To me, being involved in multiple sports enhanced my development, my athleticism, and my success, but that is a topic for another time. My mother was my soccer coach at 2 years old and has been my biggest fan. My father has been by my side at nearly every ski race and football event as my coach, mentor and best friend.
This is not to say my parents were not vocal and did not get kicked out of a few soccer games for yelling at the referee, however when it came to their kids, they held true to certain underlying values. Speaking for my siblings, this made a significant impact on our lives. Both my parents had very different styles of parenting in sports, however they each taught us the same values and principles that held true during the ups and downs.
These principles are:
- Work hard, talent can only take you so far
- Change your perspective; success or failure is not based on the end result
- Always follow through with your commitments
- Be honest and of good character
- Be humble and full of gratitude
- Have fun and enjoy the journey
Whether I was preparing to kick out of the start gate to fly down the mountain on my skis or kicking field goals in the Big House at Michigan in front of 100,000+ fans, my Dad would always sense my nervousness and the pressure that I was putting on myself to perform flawlessly. He would grab my hand as I walked into the stadium and would say “Andy, just have fun.”
The Bottom Line
The obvious statement is that in sport, every child requires a different brand of your parenting.
While this is true and parents need to adapt to the personality of the child, I have found that value-based parenting in sports will hold true during good and bad times. I do not intend to diminish the important life-changing lessons, habits and skills acquired through participating in sports, but at the end of the day, it’s only a game.
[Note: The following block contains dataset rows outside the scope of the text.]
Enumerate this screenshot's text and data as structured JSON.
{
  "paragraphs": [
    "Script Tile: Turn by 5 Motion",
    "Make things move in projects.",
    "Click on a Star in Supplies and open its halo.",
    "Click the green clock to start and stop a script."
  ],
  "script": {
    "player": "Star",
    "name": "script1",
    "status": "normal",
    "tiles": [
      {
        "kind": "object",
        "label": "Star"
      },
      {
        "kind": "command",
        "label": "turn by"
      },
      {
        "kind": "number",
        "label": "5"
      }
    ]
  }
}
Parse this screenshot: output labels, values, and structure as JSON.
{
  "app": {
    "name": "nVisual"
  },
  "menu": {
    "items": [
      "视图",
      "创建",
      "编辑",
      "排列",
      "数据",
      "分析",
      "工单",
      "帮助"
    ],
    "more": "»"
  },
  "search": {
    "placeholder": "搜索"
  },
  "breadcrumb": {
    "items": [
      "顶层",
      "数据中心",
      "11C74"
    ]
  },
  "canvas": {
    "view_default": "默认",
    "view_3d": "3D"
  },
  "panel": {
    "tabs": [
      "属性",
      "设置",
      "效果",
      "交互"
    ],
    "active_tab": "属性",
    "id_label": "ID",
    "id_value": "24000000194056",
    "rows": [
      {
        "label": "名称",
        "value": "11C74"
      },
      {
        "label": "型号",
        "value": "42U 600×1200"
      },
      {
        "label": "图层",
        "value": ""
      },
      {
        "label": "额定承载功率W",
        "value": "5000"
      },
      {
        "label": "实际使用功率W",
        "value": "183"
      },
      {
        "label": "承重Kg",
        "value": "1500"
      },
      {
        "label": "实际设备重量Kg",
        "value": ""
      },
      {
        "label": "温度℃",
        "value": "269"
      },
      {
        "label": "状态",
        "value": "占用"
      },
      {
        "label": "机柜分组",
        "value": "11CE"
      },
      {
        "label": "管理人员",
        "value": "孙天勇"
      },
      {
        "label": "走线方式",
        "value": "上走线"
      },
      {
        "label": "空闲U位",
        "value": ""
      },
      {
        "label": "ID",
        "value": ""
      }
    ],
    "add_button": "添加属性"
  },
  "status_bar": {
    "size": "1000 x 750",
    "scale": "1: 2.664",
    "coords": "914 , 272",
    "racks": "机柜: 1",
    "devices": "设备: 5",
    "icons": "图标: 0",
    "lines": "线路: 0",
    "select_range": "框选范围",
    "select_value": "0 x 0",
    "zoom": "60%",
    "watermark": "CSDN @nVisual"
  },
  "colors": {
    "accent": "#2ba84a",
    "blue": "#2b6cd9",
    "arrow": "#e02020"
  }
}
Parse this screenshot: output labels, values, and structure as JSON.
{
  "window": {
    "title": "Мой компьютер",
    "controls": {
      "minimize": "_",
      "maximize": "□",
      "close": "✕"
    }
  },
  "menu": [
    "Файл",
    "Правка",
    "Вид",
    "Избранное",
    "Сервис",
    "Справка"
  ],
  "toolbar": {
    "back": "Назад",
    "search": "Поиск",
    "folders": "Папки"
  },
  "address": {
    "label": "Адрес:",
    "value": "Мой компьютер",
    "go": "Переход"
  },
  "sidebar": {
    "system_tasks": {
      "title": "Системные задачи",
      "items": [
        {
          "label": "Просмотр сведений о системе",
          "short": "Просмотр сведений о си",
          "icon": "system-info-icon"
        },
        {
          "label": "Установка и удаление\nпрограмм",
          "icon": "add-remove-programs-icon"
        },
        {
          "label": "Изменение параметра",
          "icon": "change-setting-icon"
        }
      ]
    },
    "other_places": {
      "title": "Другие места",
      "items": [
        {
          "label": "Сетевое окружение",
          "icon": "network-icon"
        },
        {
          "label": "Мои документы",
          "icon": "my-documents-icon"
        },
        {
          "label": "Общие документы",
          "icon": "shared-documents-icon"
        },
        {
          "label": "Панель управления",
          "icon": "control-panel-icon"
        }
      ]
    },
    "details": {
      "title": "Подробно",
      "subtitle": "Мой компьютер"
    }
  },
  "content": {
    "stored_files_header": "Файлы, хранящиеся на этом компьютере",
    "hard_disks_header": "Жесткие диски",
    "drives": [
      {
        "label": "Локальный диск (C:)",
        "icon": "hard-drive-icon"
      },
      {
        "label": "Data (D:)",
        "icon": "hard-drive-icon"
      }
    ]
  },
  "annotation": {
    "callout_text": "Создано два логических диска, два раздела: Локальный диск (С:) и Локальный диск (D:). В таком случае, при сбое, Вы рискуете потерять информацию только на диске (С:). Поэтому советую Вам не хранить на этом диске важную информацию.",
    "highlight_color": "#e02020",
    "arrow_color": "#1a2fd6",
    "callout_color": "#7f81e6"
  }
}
Milwaukee Bucks superstar Giannis Antetokounmpo gave great perspective when asked if he was disappointed in his poor Game 3 performance in the 2019 NBA Eastern Conference Finals. He responded with “What I have done in my life so far – sending money to my family, put my brothers in private schools, taking care of my family in Nigeria and Greece. Disappointed in a game? I’d be disappointed in myself if I was disappointed.”